1rc0sYU.jpg


Not only did this mount them up leak-free and solid as a rock, but it also spaced the pipe away from the bike a bit more which cured the clearance issue under the right engine cover.

I recently got some of the current MikesXS headpipes for my '83. They had some issues as well. Again, the left side was fine, and while the right does have the needed clearance under the engine side cover, it wasn't bent out enough on the end so the muffler contacted the axle head. I fixed it by slightly bending the end out more in a pipe bender. The only other issue I have with them is I wish they swept up at the ends a bit more. As it is, you have to pull a muffler to get the rear axle out .....

joAyxGq.jpg


On the other hand, the MAC pipes are just perfect in this regard.
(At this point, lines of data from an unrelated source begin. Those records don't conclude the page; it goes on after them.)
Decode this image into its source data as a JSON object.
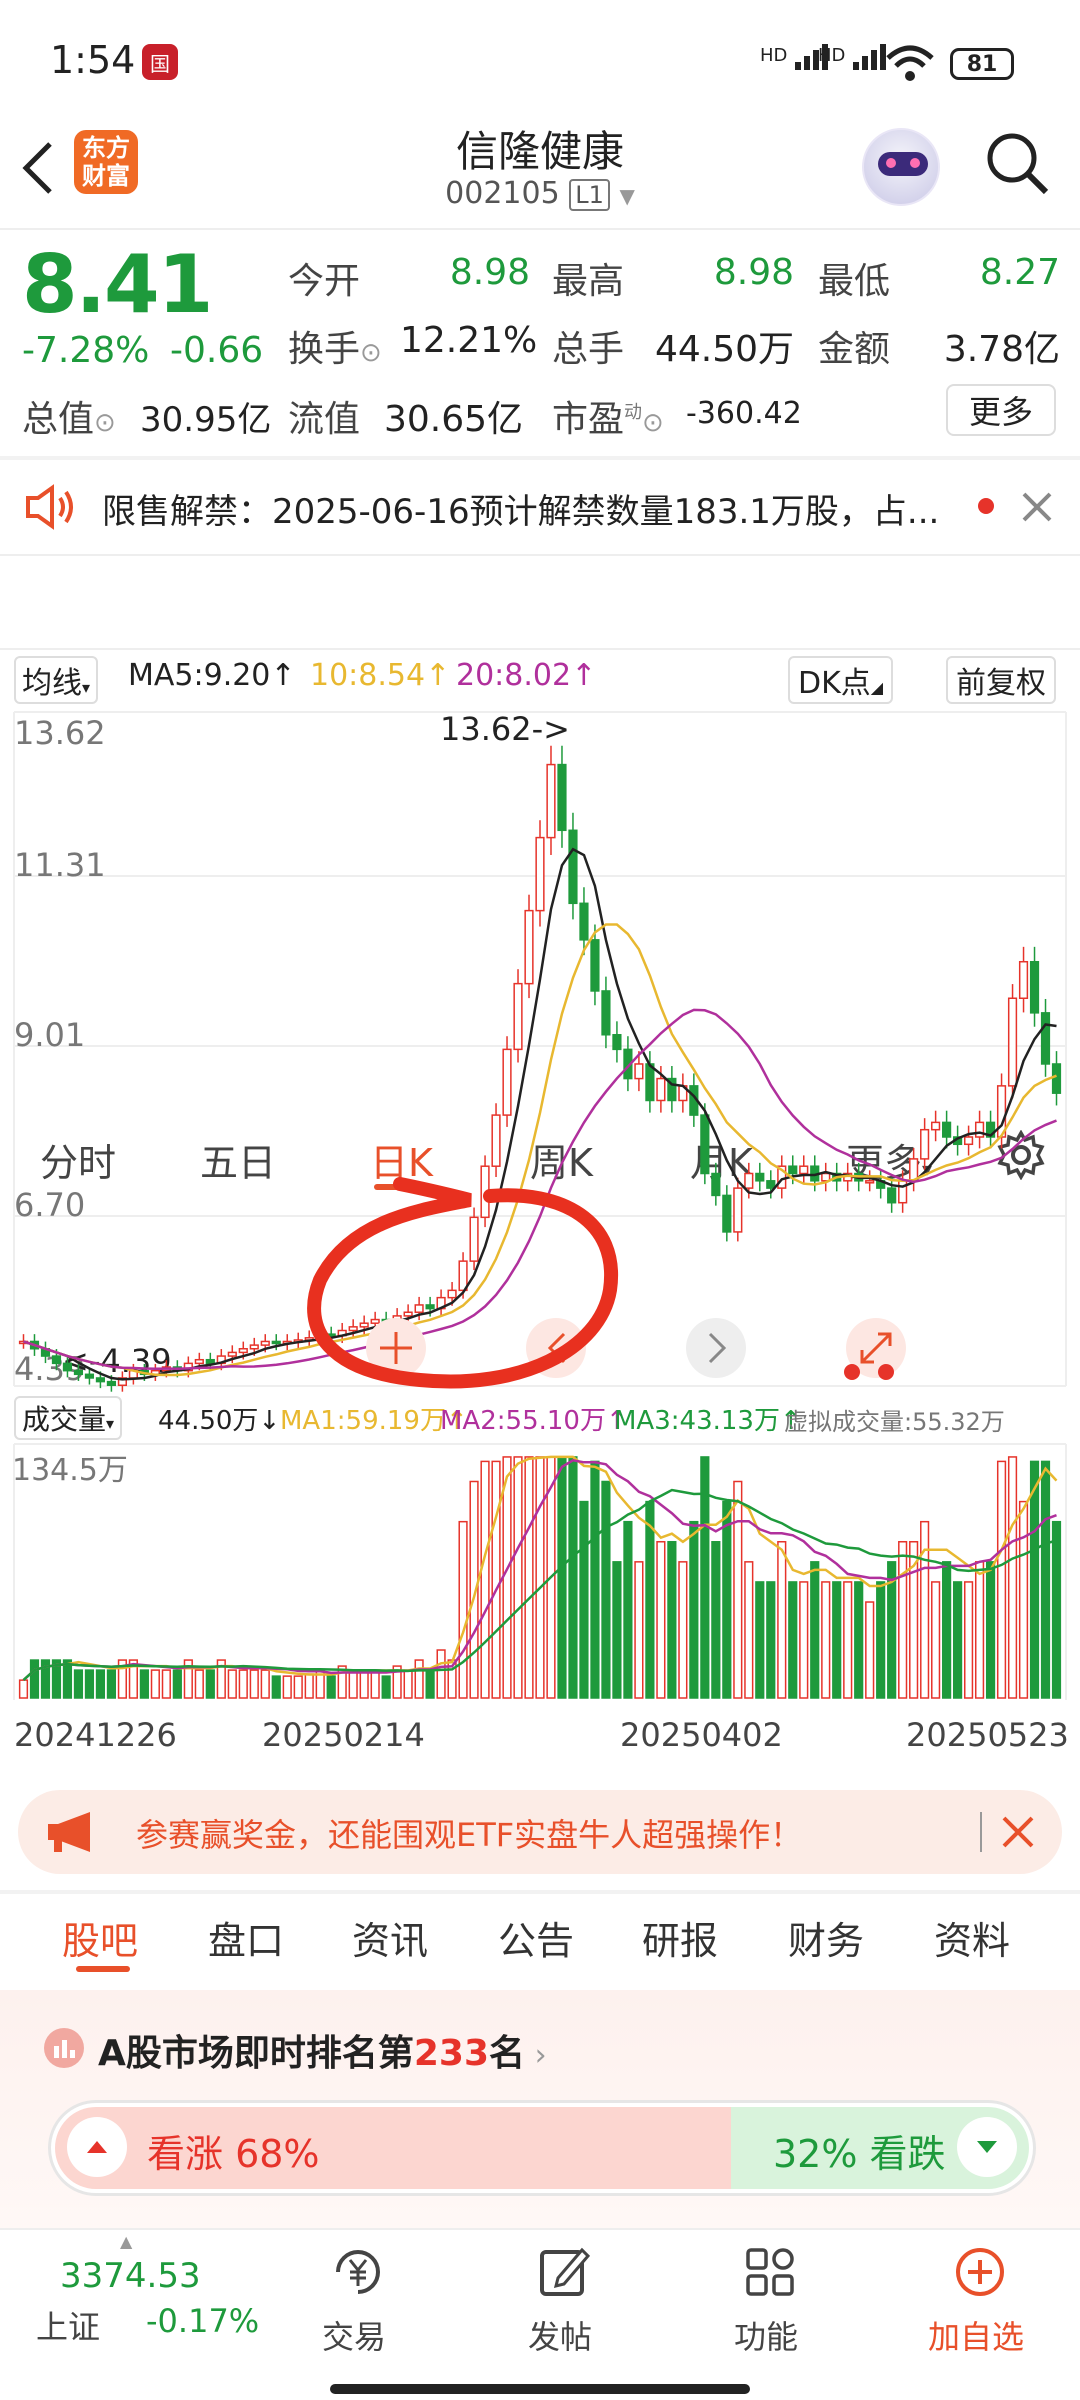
{
  "status_bar": {
    "time": "1:54",
    "app_badge": "国",
    "network1": "HD",
    "network2": "HD",
    "battery": "81"
  },
  "header": {
    "logo_text": "东方财富",
    "stock_name": "信隆健康",
    "stock_code": "002105",
    "level": "L1"
  },
  "quote": {
    "price": "8.41",
    "change_pct": "-7.28%",
    "change": "-0.66",
    "open_label": "今开",
    "open": "8.98",
    "high_label": "最高",
    "high": "8.98",
    "low_label": "最低",
    "low": "8.27",
    "turnover_label": "换手",
    "turnover": "12.21%",
    "volume_label": "总手",
    "volume": "44.50万",
    "amount_label": "金额",
    "amount": "3.78亿",
    "total_cap_label": "总值",
    "total_cap": "30.95亿",
    "float_cap_label": "流值",
    "float_cap": "30.65亿",
    "pe_label": "市盈",
    "pe_sup": "动",
    "pe": "-360.42",
    "more_label": "更多"
  },
  "notice": {
    "text": "限售解禁：2025-06-16预计解禁数量183.1万股，占..."
  },
  "period_tabs": {
    "items": [
      "分时",
      "五日",
      "日K",
      "周K",
      "月K",
      "更多"
    ],
    "active": "日K"
  },
  "kline_header": {
    "indicator": "均线",
    "ma5": "MA5:9.20",
    "ma10": "10:8.54",
    "ma20": "20:8.02",
    "dk": "DK点",
    "adjust": "前复权"
  },
  "kline_axis": {
    "y_top": "13.62",
    "y2": "11.31",
    "y3": "9.01",
    "y4": "6.70",
    "y_bottom": "4.39",
    "max_label": "13.62->",
    "min_label": "<-4.39"
  },
  "volume_header": {
    "indicator": "成交量",
    "vol": "44.50万",
    "ma1": "MA1:59.19万",
    "ma2": "MA2:55.10万",
    "ma3": "MA3:43.13万",
    "virtual": "虚拟成交量:55.32万",
    "top": "134.5万"
  },
  "x_dates": [
    "20241226",
    "20250214",
    "20250402",
    "20250523"
  ],
  "ad_banner": {
    "text": "参赛赢奖金，还能围观ETF实盘牛人超强操作！"
  },
  "bottom_tabs": {
    "items": [
      "股吧",
      "盘口",
      "资讯",
      "公告",
      "研报",
      "财务",
      "资料"
    ],
    "active": "股吧"
  },
  "rank": {
    "prefix": "A股市场即时排名第",
    "number": "233",
    "suffix": "名"
  },
  "sentiment": {
    "bull_label": "看涨 68%",
    "bear_label": "32% 看跌",
    "bull_pct": 68
  },
  "footer": {
    "index_value": "3374.53",
    "index_name": "上证",
    "index_change": "-0.17%",
    "items": [
      "交易",
      "发帖",
      "功能",
      "加自选"
    ]
  },
  "colors": {
    "up": "#e6332a",
    "down": "#1e9a3c",
    "accent": "#e8502a",
    "ma5": "#222222",
    "ma10": "#e8b830",
    "ma20": "#b0309c"
  },
  "chart_data": {
    "type": "candlestick",
    "ylim": [
      4.39,
      13.62
    ],
    "x_ticks": [
      "20241226",
      "20250214",
      "20250402",
      "20250523"
    ],
    "close": [
      5.0,
      4.9,
      4.8,
      4.7,
      4.6,
      4.55,
      4.5,
      4.45,
      4.4,
      4.5,
      4.6,
      4.55,
      4.6,
      4.65,
      4.6,
      4.7,
      4.75,
      4.7,
      4.8,
      4.85,
      4.9,
      4.95,
      5.0,
      4.98,
      5.0,
      5.02,
      5.05,
      5.1,
      5.08,
      5.15,
      5.2,
      5.25,
      5.3,
      5.28,
      5.35,
      5.4,
      5.5,
      5.45,
      5.6,
      5.7,
      6.1,
      6.7,
      7.4,
      8.1,
      9.0,
      9.9,
      10.9,
      11.9,
      12.9,
      12.0,
      11.0,
      10.5,
      9.8,
      9.2,
      9.0,
      8.6,
      8.8,
      8.3,
      8.6,
      8.3,
      8.5,
      8.1,
      7.3,
      7.0,
      6.5,
      7.1,
      7.3,
      7.2,
      7.1,
      7.4,
      7.3,
      7.4,
      7.2,
      7.3,
      7.2,
      7.3,
      7.2,
      7.2,
      7.1,
      6.9,
      7.2,
      7.5,
      7.9,
      8.0,
      7.8,
      7.7,
      7.8,
      8.0,
      7.8,
      8.5,
      9.7,
      10.2,
      9.5,
      8.8,
      8.4
    ]
  }
}
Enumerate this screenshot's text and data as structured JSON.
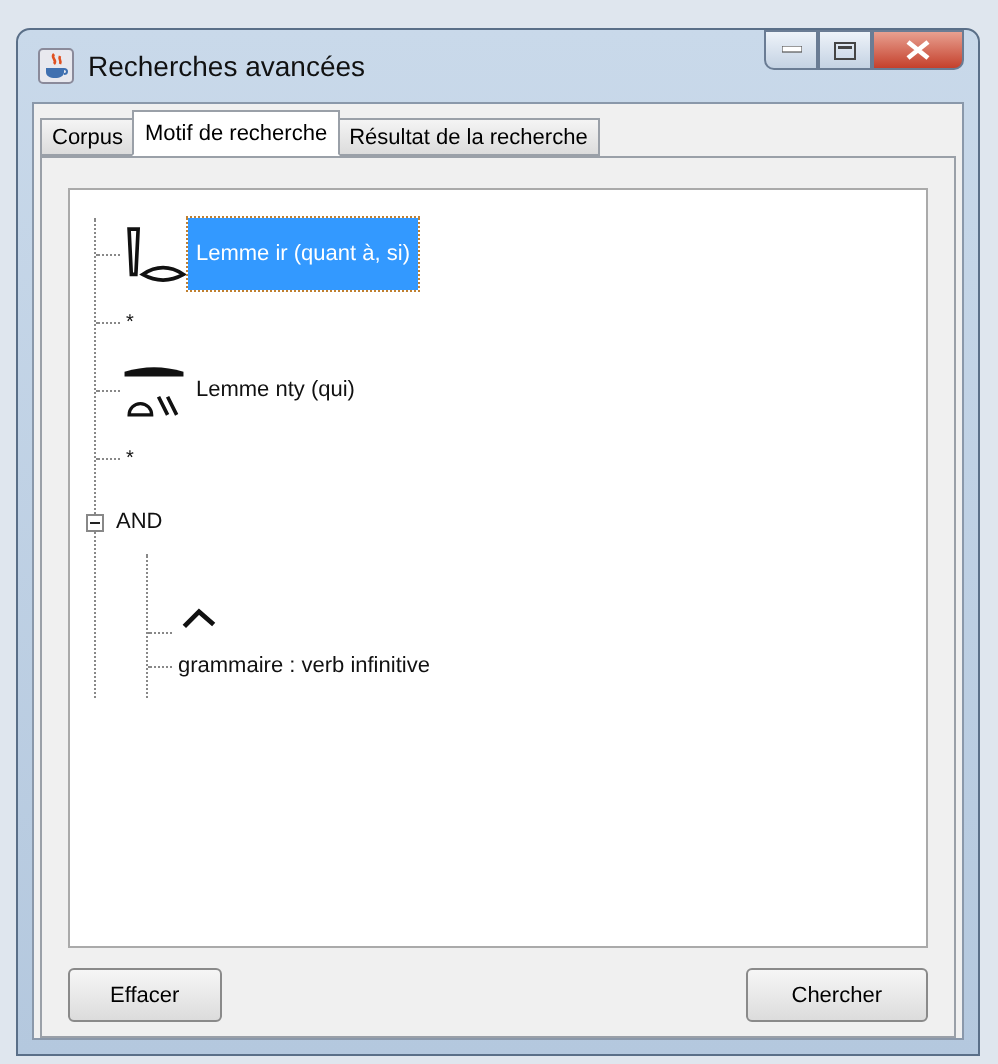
{
  "window": {
    "title": "Recherches avancées"
  },
  "tabs": [
    {
      "label": "Corpus",
      "selected": false
    },
    {
      "label": "Motif de recherche",
      "selected": true
    },
    {
      "label": "Résultat de la recherche",
      "selected": false
    }
  ],
  "tree": [
    {
      "kind": "lemma",
      "label": "Lemme ir (quant à, si)",
      "selected": true
    },
    {
      "kind": "wildcard",
      "label": "*",
      "selected": false
    },
    {
      "kind": "lemma",
      "label": "Lemme nty (qui)",
      "selected": false
    },
    {
      "kind": "wildcard",
      "label": "*",
      "selected": false
    },
    {
      "kind": "group",
      "label": "AND",
      "selected": false,
      "expanded": true,
      "children": [
        {
          "kind": "glyph",
          "selected": false
        },
        {
          "kind": "grammar",
          "label": "grammaire : verb infinitive",
          "selected": false
        }
      ]
    }
  ],
  "buttons": [
    {
      "label": "Effacer"
    },
    {
      "label": "Chercher"
    }
  ]
}
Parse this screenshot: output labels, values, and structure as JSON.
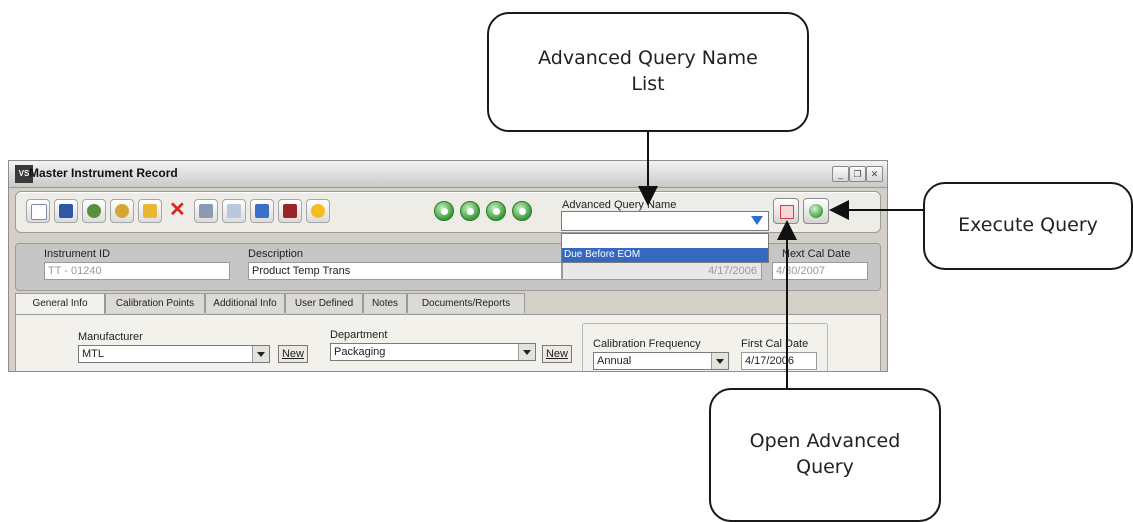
{
  "callouts": {
    "query_name_list": "Advanced Query Name List",
    "execute_query": "Execute Query",
    "open_advanced_query": "Open Advanced Query"
  },
  "window": {
    "title": "Master Instrument Record",
    "app_icon_text": "VS",
    "toolbar_icons": [
      "new-icon",
      "save-icon",
      "refresh-icon",
      "search-icon",
      "folder-icon",
      "delete-icon",
      "print-icon",
      "preview-icon",
      "edit-icon",
      "exit-icon",
      "help-icon"
    ],
    "nav_icons": [
      "first-record-icon",
      "previous-record-icon",
      "next-record-icon",
      "last-record-icon"
    ],
    "advanced_query": {
      "label": "Advanced Query Name",
      "value": "",
      "options": [
        "",
        "Due Before EOM"
      ],
      "selected_option": "Due Before EOM"
    }
  },
  "header": {
    "instrument_id_label": "Instrument ID",
    "instrument_id": "TT - 01240",
    "description_label": "Description",
    "description": "Product Temp Trans",
    "last_cal_date": "4/17/2006",
    "next_cal_date_label": "Next Cal Date",
    "next_cal_date": "4/30/2007"
  },
  "tabs": [
    "General Info",
    "Calibration Points",
    "Additional Info",
    "User Defined",
    "Notes",
    "Documents/Reports"
  ],
  "general": {
    "manufacturer_label": "Manufacturer",
    "manufacturer": "MTL",
    "department_label": "Department",
    "department": "Packaging",
    "new_label": "New",
    "cal_frequency_label": "Calibration Frequency",
    "cal_frequency": "Annual",
    "first_cal_date_label": "First Cal Date",
    "first_cal_date": "4/17/2006"
  }
}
They kick up the mufflers enough to clear the axle but set them low enough to clear my bags .....

kFWNR4c.jpg
 
@traderjoe
Thanks for your explanation, although some questions just from a technical point of view still remain for me.
Given all the explanation that one will, i still don't understand if the frame had a bias of 3/8" in the front why it would, judging by the pictures triple in the back?
For me 3/8" in the front would be still 3/8" in the back, but maybe that's just my reasoning or as often I understood only half of it.
Different it would be if somebody tells me that the gasket mating areas of the header pipes where milled uneven or with low tolerances, but Imho 3/8" on frame parallelness doesn't explain sufficiently, for a header pipe being off that much in the rear.
I think it would be quite helpful if one of the owners of said headers puts both of them on a flat surface and compares measurements/angles.

Kind regards

Christian
 
Last edited:
Well, my pipes, on my bike, show several inconsistensies. The LH pipe runs pretty much vertical as viewed from the front, while the RH angles out slightly, so ends up further out from the frame cradle. And the bottom of the lower bend is lower om the RH pipe.
 
Back
Top